Used Hyundai Atoz Hatchback 1998 - 2001 review

Category: Small car

It's cheap, but spend what you've saved on a better car

Used Hyundai Atoz Hatchback 1998 - 2001
  • Used Hyundai Atoz Hatchback 1998 - 2001
  • Used Hyundai Atoz Hatchback 1998 - 2001
Used Hyundai Atoz Hatchback 1998 - 2001 review
Star rating

What's the used Hyundai Atoz hatchback like?

It's a funny-looking little thing, but if you're considering a Hyundai Atoz, then style may be pretty low on your list of priorities. More than likely, bargain-bin motoring is at the very top.

On that score, the Atoz isn't a bad idea. You can pick one up for next to nothing, and for your nominal investment you'll get a roomy little city car with great visibility that will happily buzz around city streets.


It's cheap, but spend what you've saved on a better car

  • A decent town car that uses its limited space well
  • Can't handle the pace out of town
  • Ride is poor

That's about where its merits end, though. The cabin is bland and uninspiring, while the out-of-town drive is worse than lacklustre. Body roll is very pronounced on B-roads, and the limited top-end power means that motorways should be no-go areas. The ride is poor at speed, too, and the word refinement isn't in the Atoz's vocabulary.

These limitations make it unrealistic as a family's sole transport, but it's fine for squirting through town on the way to the shops.

Ownership cost

What used Hyundai Atoz hatchback will I get for my budget?

How much does it cost to run a Hyundai Atoz hatchback?

Not many cars will come cheaper than the Atoz. It was dirt-cheap when it was new, and although resale values weren't as catastrophic as you might expect, the car is old enough now that you can pick up even one of the youngest examples for pennies.

Fuel economy isn't spectacular by today's standards, but compare it to cars of the day, and it's very good. The Atoz will return an average of 44.8mpg from its small engine, so it won't cost you much in fuel bills, especially as you won't want to drive it very far.

Whichever of the two versions you buy, you'll pay the same insurance premium. The good news is that this is also cheap because the Atoz is in group 2.

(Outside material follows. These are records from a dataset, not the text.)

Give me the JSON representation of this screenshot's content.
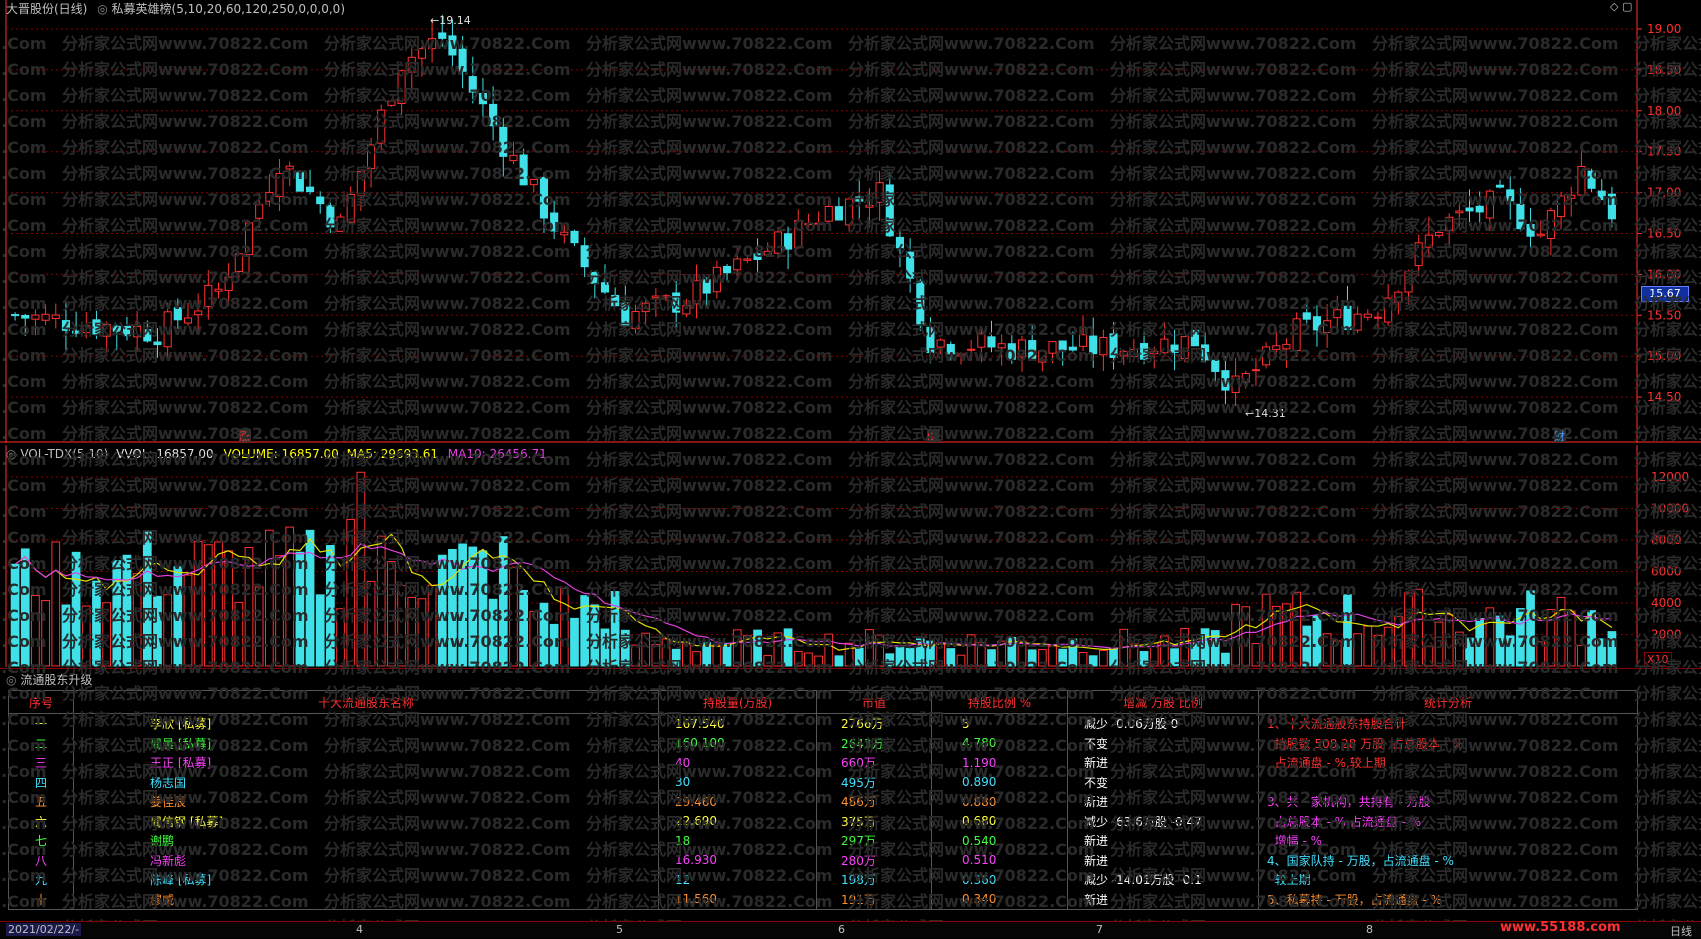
{
  "colors": {
    "up": "#ff3030",
    "down": "#40e0e8",
    "ma5": "#e0e000",
    "ma10": "#e040e0",
    "grid": "#8b0000",
    "axis": "#ff3030"
  },
  "price_panel": {
    "title": "大晋股份(日线)",
    "indicator": "私募英雄榜(5,10,20,60,120,250,0,0,0,0)",
    "high_label": "19.14",
    "low_label": "14.31",
    "current_price": "15.67",
    "markers": [
      "涨",
      "$",
      "财"
    ],
    "y_ticks": [
      "19.00",
      "18.50",
      "18.00",
      "17.50",
      "17.00",
      "16.50",
      "16.00",
      "15.50",
      "15.00",
      "14.50"
    ]
  },
  "volume_panel": {
    "title": "VOL-TDX(5,10)",
    "vvol": "VVOL: 16857.00",
    "volume": "VOLUME: 16857.00",
    "ma5": "MA5: 29693.61",
    "ma10": "MA10: 26456.71",
    "unit": "X10",
    "y_ticks": [
      "12000",
      "10000",
      "8000",
      "6000",
      "4000",
      "2000"
    ]
  },
  "holders_panel": {
    "title": "流通股东升级",
    "headers": [
      "序号",
      "十大流通股东名称",
      "持股量(万股)",
      "市值",
      "持股比例 %",
      "增减 万股 比例",
      "统计分析"
    ],
    "rows": [
      {
        "no": "一",
        "name": "李欣 [私募]",
        "qty": "167.540",
        "value": "2766万",
        "ratio": "5",
        "change": "减少 -0.06万股 0",
        "color": "#ffff40"
      },
      {
        "no": "二",
        "name": "周晨 [私募]",
        "qty": "160.100",
        "value": "2643万",
        "ratio": "4.780",
        "change": "不变",
        "color": "#40ff40"
      },
      {
        "no": "三",
        "name": "王正 [私募]",
        "qty": "40",
        "value": "660万",
        "ratio": "1.190",
        "change": "新进",
        "color": "#ff40ff"
      },
      {
        "no": "四",
        "name": "杨志国",
        "qty": "30",
        "value": "495万",
        "ratio": "0.890",
        "change": "不变",
        "color": "#40e0ff"
      },
      {
        "no": "五",
        "name": "姜佳辰",
        "qty": "29.460",
        "value": "486万",
        "ratio": "0.880",
        "change": "新进",
        "color": "#ff9030"
      },
      {
        "no": "六",
        "name": "周信钢 [私募]",
        "qty": "22.690",
        "value": "375万",
        "ratio": "0.680",
        "change": "减少 -63.6万股 -0.47",
        "color": "#ffff40"
      },
      {
        "no": "七",
        "name": "谢鹏",
        "qty": "18",
        "value": "297万",
        "ratio": "0.540",
        "change": "新进",
        "color": "#40ff40"
      },
      {
        "no": "八",
        "name": "冯新彪",
        "qty": "16.930",
        "value": "280万",
        "ratio": "0.510",
        "change": "新进",
        "color": "#ff40ff"
      },
      {
        "no": "九",
        "name": "陈峰 [私募]",
        "qty": "12",
        "value": "198万",
        "ratio": "0.360",
        "change": "减少 -14.01万股 -0.1",
        "color": "#40e0ff"
      },
      {
        "no": "十",
        "name": "穆威",
        "qty": "11.560",
        "value": "191万",
        "ratio": "0.340",
        "change": "新进",
        "color": "#ff9030"
      }
    ],
    "analysis": [
      {
        "text": "1、十大流通股东持股合计",
        "color": "#ff3030"
      },
      {
        "text": "  持股数 508.28 万股 ,占总股本 - %",
        "color": "#ff3030"
      },
      {
        "text": "  占流通盘 - %,较上期",
        "color": "#ff3030"
      },
      {
        "text": "",
        "color": "#ff3030"
      },
      {
        "text": "3、共 - 家机构，共持有 - 万股",
        "color": "#ff40ff"
      },
      {
        "text": "  占总股本 - %,占流通盘 - %",
        "color": "#ff40ff"
      },
      {
        "text": "  增幅 - %",
        "color": "#ff40ff"
      },
      {
        "text": "4、国家队持 - 万股，占流通盘 - %",
        "color": "#40e0ff"
      },
      {
        "text": "  较上期",
        "color": "#40e0ff"
      },
      {
        "text": "5、私募持 - 万股，占流通盘 - %",
        "color": "#ff9030"
      }
    ]
  },
  "footer": {
    "date": "2021/02/22/-",
    "months": [
      "4",
      "5",
      "6",
      "7",
      "8"
    ],
    "logo": "www.55188.com",
    "corner": "日线"
  },
  "watermark": "分析家公式网www.70822.Com"
}
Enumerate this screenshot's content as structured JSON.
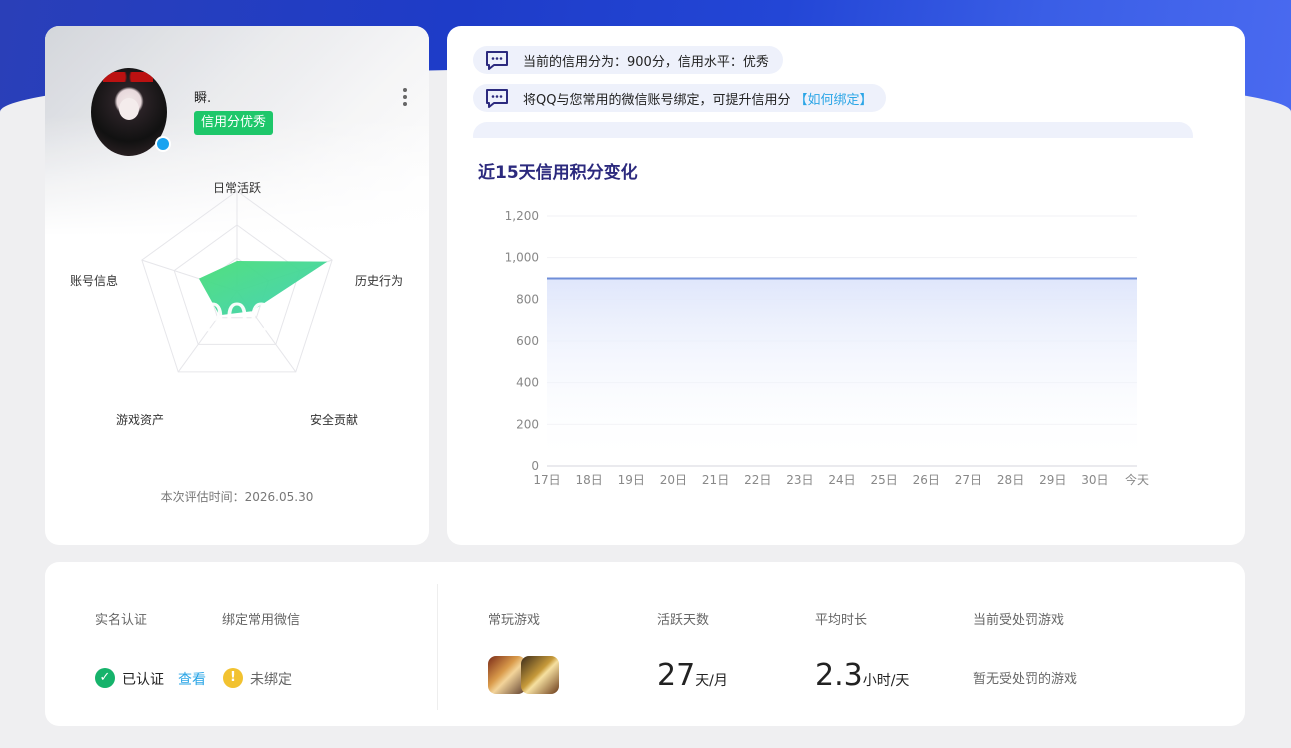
{
  "profile": {
    "username": "瞬.",
    "level_tag": "信用分优秀",
    "score": "900",
    "radar": {
      "axes": [
        "日常活跃",
        "历史行为",
        "安全贡献",
        "游戏资产",
        "账号信息"
      ],
      "values": [
        0.3,
        0.95,
        0.25,
        0.3,
        0.4
      ]
    },
    "eval_time": "本次评估时间：2026.05.30"
  },
  "tips": [
    {
      "text": "当前的信用分为：900分，信用水平：优秀",
      "link": ""
    },
    {
      "text": "将QQ与您常用的微信账号绑定，可提升信用分",
      "link": "【如何绑定】"
    }
  ],
  "chart_title": "近15天信用积分变化",
  "chart_data": {
    "type": "area",
    "title": "近15天信用积分变化",
    "categories": [
      "17日",
      "18日",
      "19日",
      "20日",
      "21日",
      "22日",
      "23日",
      "24日",
      "25日",
      "26日",
      "27日",
      "28日",
      "29日",
      "30日",
      "今天"
    ],
    "values": [
      900,
      900,
      900,
      900,
      900,
      900,
      900,
      900,
      900,
      900,
      900,
      900,
      900,
      900,
      900
    ],
    "ylim": [
      0,
      1200
    ],
    "yticks": [
      "0",
      "200",
      "400",
      "600",
      "800",
      "1,000",
      "1,200"
    ],
    "grid": true,
    "color": "#6f8ed8"
  },
  "stats": {
    "real_name_label": "实名认证",
    "wechat_label": "绑定常用微信",
    "verified_text": "已认证",
    "view_link": "查看",
    "unbound_text": "未绑定",
    "games_label": "常玩游戏",
    "active_days_label": "活跃天数",
    "active_days_value": "27",
    "active_days_unit": "天/月",
    "avg_time_label": "平均时长",
    "avg_time_value": "2.3",
    "avg_time_unit": "小时/天",
    "penalty_label": "当前受处罚游戏",
    "penalty_value": "暂无受处罚的游戏"
  },
  "colors": {
    "brand_blue": "#2346d6",
    "green": "#1ec76a",
    "link": "#2aa5e6",
    "title": "#2c2a7e"
  }
}
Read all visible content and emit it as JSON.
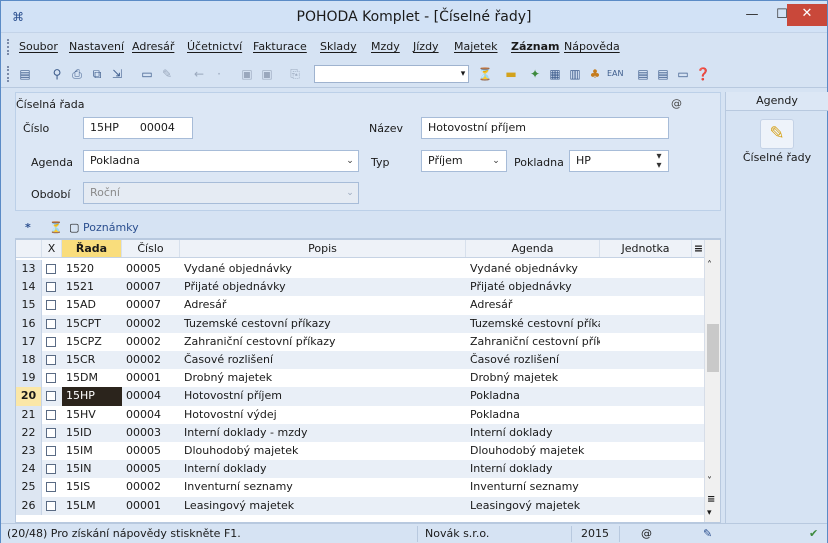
{
  "window": {
    "title": "POHODA Komplet - [Číselné řady]",
    "icons": {
      "app": "pohoda-icon",
      "min": "minimize-icon",
      "max": "maximize-icon",
      "close": "close-icon"
    }
  },
  "menu": [
    {
      "label": "Soubor"
    },
    {
      "label": "Nastavení"
    },
    {
      "label": "Adresář"
    },
    {
      "label": "Účetnictví"
    },
    {
      "label": "Fakturace"
    },
    {
      "label": "Sklady"
    },
    {
      "label": "Mzdy"
    },
    {
      "label": "Jízdy"
    },
    {
      "label": "Majetek"
    },
    {
      "label": "Záznam",
      "bold": true
    },
    {
      "label": "Nápověda"
    }
  ],
  "toolbar": {
    "icons": [
      "agenda-icon",
      "search-icon",
      "print-icon",
      "print-preview-icon",
      "export-icon",
      "new-record-icon",
      "edit-icon",
      "back-icon",
      "forward-icon",
      "save-icon",
      "save-all-icon",
      "copy-icon",
      "filter-icon",
      "folder-icon",
      "tools-icon",
      "calculator-icon",
      "table-icon",
      "contacts-icon",
      "ean-icon",
      "list-icon",
      "list2-icon",
      "form-icon",
      "help-icon"
    ],
    "combo_value": ""
  },
  "form": {
    "section_title": "Číselná řada",
    "cislo_label": "Číslo",
    "cislo_code": "15HP",
    "cislo_number": "00004",
    "nazev_label": "Název",
    "nazev_value": "Hotovostní příjem",
    "agenda_label": "Agenda",
    "agenda_value": "Pokladna",
    "typ_label": "Typ",
    "typ_value": "Příjem",
    "pokladna_label": "Pokladna",
    "pokladna_value": "HP",
    "obdobi_label": "Období",
    "obdobi_value": "Roční",
    "at_symbol": "@"
  },
  "sidebar": {
    "header": "Agendy",
    "item_label": "Číselné řady"
  },
  "gridtabs": {
    "star": "*",
    "poznamky": "Poznámky"
  },
  "grid": {
    "headers": {
      "x": "X",
      "rada": "Řada",
      "cislo": "Číslo",
      "popis": "Popis",
      "agenda": "Agenda",
      "jednotka": "Jednotka"
    },
    "rows": [
      {
        "n": "13",
        "rada": "1520",
        "cislo": "00005",
        "popis": "Vydané objednávky",
        "agenda": "Vydané objednávky"
      },
      {
        "n": "14",
        "rada": "1521",
        "cislo": "00007",
        "popis": "Přijaté objednávky",
        "agenda": "Přijaté objednávky"
      },
      {
        "n": "15",
        "rada": "15AD",
        "cislo": "00007",
        "popis": "Adresář",
        "agenda": "Adresář"
      },
      {
        "n": "16",
        "rada": "15CPT",
        "cislo": "00002",
        "popis": "Tuzemské cestovní příkazy",
        "agenda": "Tuzemské cestovní příkazy"
      },
      {
        "n": "17",
        "rada": "15CPZ",
        "cislo": "00002",
        "popis": "Zahraniční cestovní příkazy",
        "agenda": "Zahraniční cestovní příkaz"
      },
      {
        "n": "18",
        "rada": "15CR",
        "cislo": "00002",
        "popis": "Časové rozlišení",
        "agenda": "Časové rozlišení"
      },
      {
        "n": "19",
        "rada": "15DM",
        "cislo": "00001",
        "popis": "Drobný majetek",
        "agenda": "Drobný majetek"
      },
      {
        "n": "20",
        "rada": "15HP",
        "cislo": "00004",
        "popis": "Hotovostní příjem",
        "agenda": "Pokladna",
        "selected": true
      },
      {
        "n": "21",
        "rada": "15HV",
        "cislo": "00004",
        "popis": "Hotovostní výdej",
        "agenda": "Pokladna"
      },
      {
        "n": "22",
        "rada": "15ID",
        "cislo": "00003",
        "popis": "Interní doklady - mzdy",
        "agenda": "Interní doklady"
      },
      {
        "n": "23",
        "rada": "15IM",
        "cislo": "00005",
        "popis": "Dlouhodobý majetek",
        "agenda": "Dlouhodobý majetek"
      },
      {
        "n": "24",
        "rada": "15IN",
        "cislo": "00005",
        "popis": "Interní doklady",
        "agenda": "Interní doklady"
      },
      {
        "n": "25",
        "rada": "15IS",
        "cislo": "00002",
        "popis": "Inventurní seznamy",
        "agenda": "Inventurní seznamy"
      },
      {
        "n": "26",
        "rada": "15LM",
        "cislo": "00001",
        "popis": "Leasingový majetek",
        "agenda": "Leasingový majetek"
      }
    ]
  },
  "status": {
    "help": "(20/48) Pro získání nápovědy stiskněte F1.",
    "company": "Novák s.r.o.",
    "year": "2015",
    "at": "@"
  }
}
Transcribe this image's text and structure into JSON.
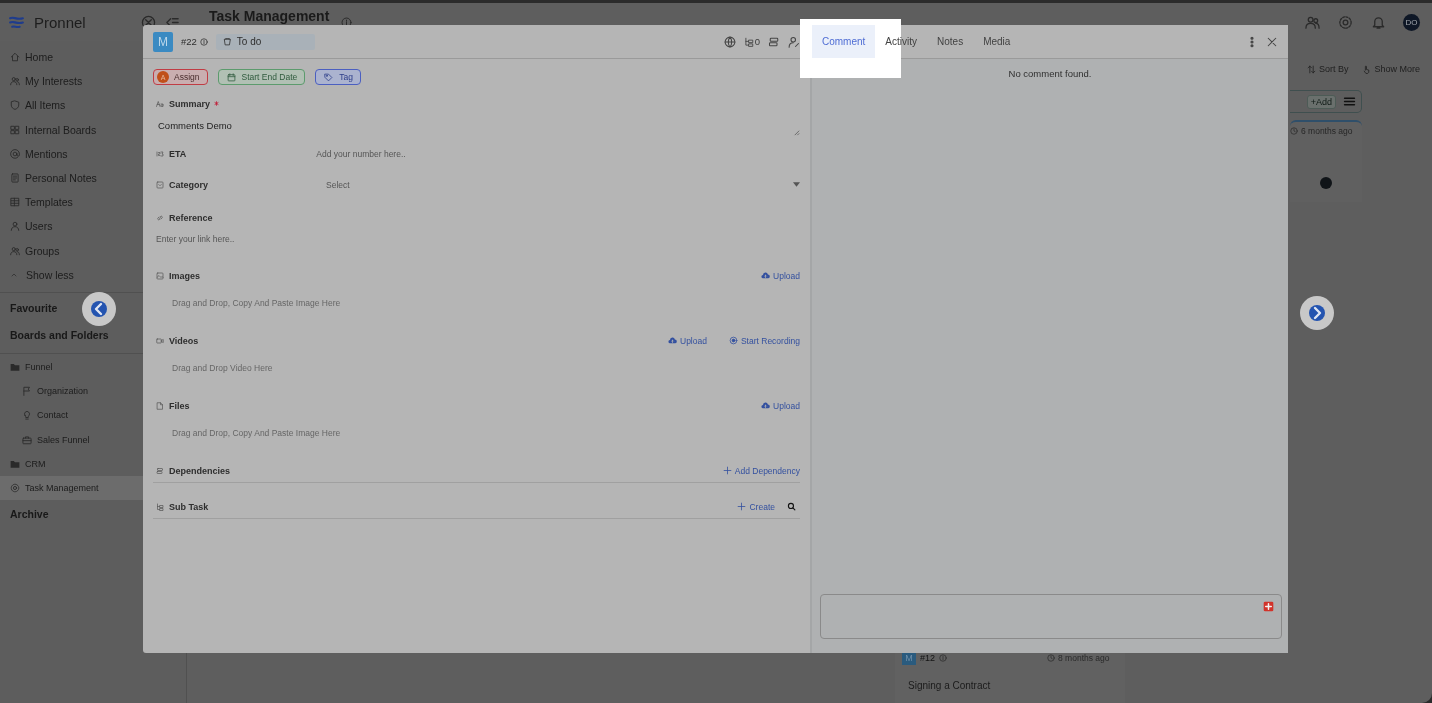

The car needs to undergo routine servicing every 10,000 miles, but unlike the Atoz's other running costs, servicing will prove a bit more expensive than you'll pay on other city cars.

Our recommendations

Which used Hyundai Atoz hatchback should I buy?

There's only one engine available, a 1.0-litre four-cylinder petrol engine that develops a meagre 55bhp, but which is okay for town use.

Like many city cars of a similar output, the Atoz struggles once you get outside the city. You'll need to use every last drop of the engine's reserves of strength just to keep up with traffic, and all this does it make a lot of noise.

There are two trim levels to consider. The standard Atoz has a very basic level of equipment - power steering, a radio cassette and a rear wash-wiper are about all you'll get - so find yourself an Atoz Plus and you'll travel in relative luxury. For barely any more cash, you'll get alloy wheels, air-con, central locking, a driver's airbag and electric front windows.

The range was slightly revised in September 1999, so if you buy a basic Atoz built after this date, you'll get a driver's airbag as standard.


What alternatives should I consider to a used Hyundai Atoz hatchback?